“So what did you do? How did you feel?”, I asked as he let out a sigh that was filled with regret.
“I didn’t do anything; I just left feeling like crap! I’m not doing it again!”
Here I was sitting in the barber’s chair getting a haircut, and what started off as small talk as to what I do, led to something that we’ve all experienced in our lives. In the barber’s case, as a part-time DJ on the clubbing scene, even though he had performed numerous times in crowds of the hundreds, he froze this one time and hadn’t performed in front of a crowd since.
Fear: sometimes we get over it, other times it gets one over us.
As I tell in my workshops, you can never get rid of fear and by doing so, in my opinion is foolish. Rather one has to manage the fear of failure, and to do that, one must first understand why it exists.

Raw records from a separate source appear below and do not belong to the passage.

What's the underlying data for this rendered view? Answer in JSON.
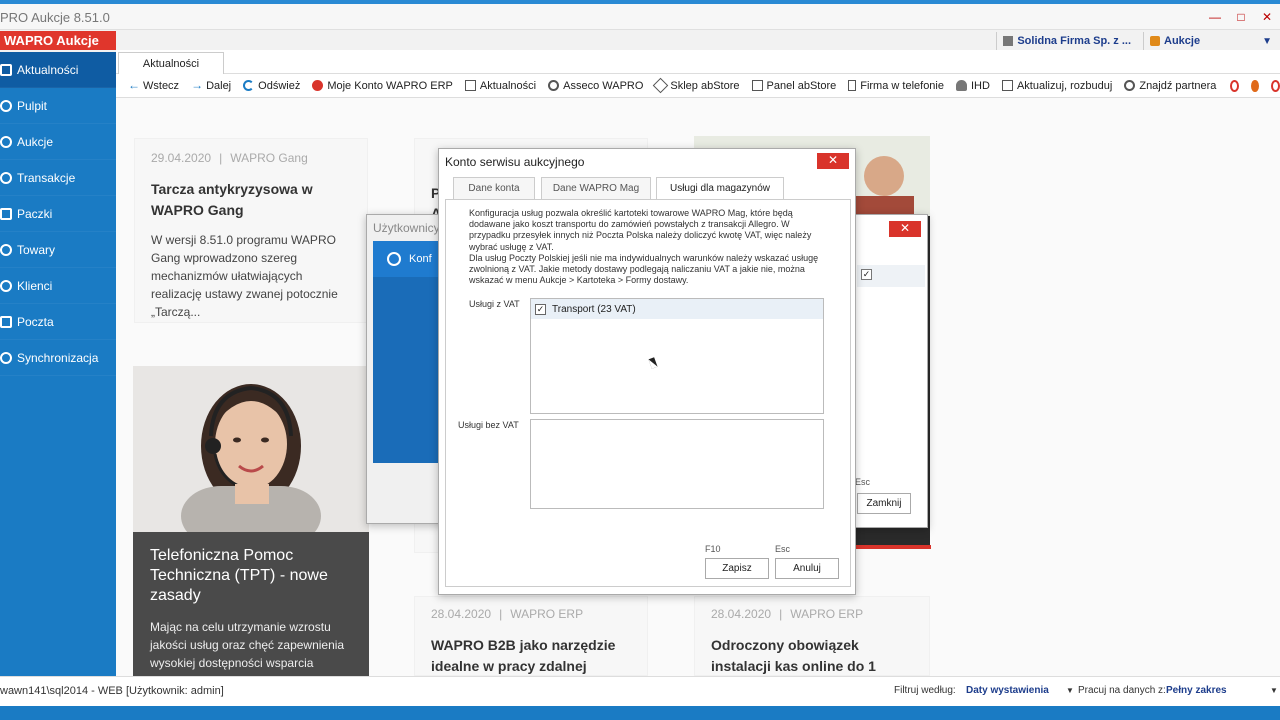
{
  "window": {
    "title": "PRO Aukcje 8.51.0",
    "brand": "WAPRO Aukcje"
  },
  "topright": {
    "company": "Solidna Firma Sp. z ...",
    "module": "Aukcje"
  },
  "sidebar": {
    "items": [
      {
        "label": "Aktualności"
      },
      {
        "label": "Pulpit"
      },
      {
        "label": "Aukcje"
      },
      {
        "label": "Transakcje"
      },
      {
        "label": "Paczki"
      },
      {
        "label": "Towary"
      },
      {
        "label": "Klienci"
      },
      {
        "label": "Poczta"
      },
      {
        "label": "Synchronizacja"
      }
    ]
  },
  "tabs": [
    {
      "label": "Aktualności"
    }
  ],
  "toolbar": {
    "items": [
      {
        "label": "Wstecz",
        "icon": "arrow-left-icon"
      },
      {
        "label": "Dalej",
        "icon": "arrow-right-icon"
      },
      {
        "label": "Odśwież",
        "icon": "refresh-icon"
      },
      {
        "label": "Moje Konto WAPRO ERP",
        "icon": "account-icon"
      },
      {
        "label": "Aktualności",
        "icon": "news-icon"
      },
      {
        "label": "Asseco WAPRO",
        "icon": "asseco-icon"
      },
      {
        "label": "Sklep abStore",
        "icon": "store-icon"
      },
      {
        "label": "Panel abStore",
        "icon": "panel-icon"
      },
      {
        "label": "Firma w telefonie",
        "icon": "phone-icon"
      },
      {
        "label": "IHD",
        "icon": "user-icon"
      },
      {
        "label": "Aktualizuj, rozbuduj",
        "icon": "update-icon"
      },
      {
        "label": "Znajdź partnera",
        "icon": "find-icon"
      }
    ]
  },
  "news": {
    "card1": {
      "date": "29.04.2020",
      "category": "WAPRO Gang",
      "title": "Tarcza antykryzysowa w WAPRO Gang",
      "body": "W wersji 8.51.0 programu WAPRO Gang wprowadzono szereg mechanizmów ułatwiających realizację ustawy zwanej potocznie „Tarczą..."
    },
    "card2": {
      "title": "Telefoniczna Pomoc Techniczna (TPT) - nowe zasady",
      "body": "Mając na celu utrzymanie wzrostu jakości usług oraz chęć zapewnienia wysokiej dostępności wsparcia"
    },
    "card3": {
      "date": "28.04.2020",
      "category": "WAPRO ERP",
      "title": "WAPRO B2B jako narzędzie idealne w pracy zdalnej"
    },
    "card4": {
      "date": "28.04.2020",
      "category": "WAPRO ERP",
      "title": "Odroczony obowiązek instalacji kas online do 1 stycznia 2021 r."
    },
    "hidden_letters": {
      "p": "P",
      "a": "A"
    }
  },
  "back_dialog": {
    "title": "Użytkownicy",
    "row": "Konf"
  },
  "right_dialog": {
    "close_label": "Zamknij",
    "esc": "Esc"
  },
  "dialog": {
    "title": "Konto serwisu aukcyjnego",
    "tabs": [
      {
        "label": "Dane konta"
      },
      {
        "label": "Dane WAPRO Mag"
      },
      {
        "label": "Usługi dla magazynów"
      }
    ],
    "description": "Konfiguracja usług pozwala określić kartoteki towarowe WAPRO Mag, które będą dodawane jako koszt transportu do zamówień powstałych z transakcji Allegro. W przypadku przesyłek innych niż Poczta Polska należy doliczyć kwotę VAT, więc należy wybrać usługę z VAT.\nDla usług Poczty Polskiej jeśli nie ma indywidualnych warunków należy wskazać usługę zwolnioną z VAT. Jakie metody dostawy podlegają naliczaniu VAT a jakie nie, można wskazać w menu Aukcje > Kartoteka > Formy dostawy.",
    "vat_label": "Usługi z VAT",
    "vat_items": [
      {
        "label": "Transport (23  VAT)",
        "checked": true
      }
    ],
    "novat_label": "Usługi bez VAT",
    "save_key": "F10",
    "cancel_key": "Esc",
    "save_label": "Zapisz",
    "cancel_label": "Anuluj"
  },
  "status": {
    "connection": "wawn141\\sql2014 - WEB [Użytkownik: admin]",
    "filter_label": "Filtruj według:",
    "filter_value": "Daty wystawienia",
    "range_label": "Pracuj na danych z:",
    "range_value": "Pełny zakres"
  },
  "colors": {
    "accent": "#1a7bc4",
    "brand": "#e0362c",
    "close": "#d9342b"
  }
}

We fear because we put value on an imagined negative result. We think that if we don’t kick goals through the goal posts we set ourselves that we will fail people’s expectations, which results in loss – loss of respect, loss of love, loss of ego. But it isn’t ourselves that we really disappoint; rather it’s the opinion of those we care about. We want validation and support from our peers, friends or family.
But guess what? This is the main step to managing that fear: we already have that validation and support.
We keep their company because there is mutual respect and support, so whatever you do, they’re right there cheering you on either loudly or silently. If you’ve done something less than stellar, they’re there to help pick you up, encourage and make you realise that you gave your best (if indeed, you truly did. If you didn’t then you need to understand why, but that’s another topic). Once you understand and fully appreciate that, then you’re on your way to get it under control.
But what if you don’t get that support and respect from your circle? Then you need to ask yourself why they’re in your circle in the first place.
Fear is healthy, if managed. It keeps us on our toes. If pumps us with adrenalin. It gives us inspiration when we normally can’t find a solution. It gives you that nervous energy, where directed correctly can be positive energy to be truly awesome in what you do. If you didn’t fear failure in doing a task, then you truly didn’t care what the outcome was, and really, should you be doing it then?
“So how are you going to use that fear in your next performance?”
“I’m going to feel it, and redirect it to use it in my DJing to pump the crowd up! I’m going to sign up to do the next show in November! It’s going to be great!”
“That’s music to my ears, dude.”
Ivan Chew © 2016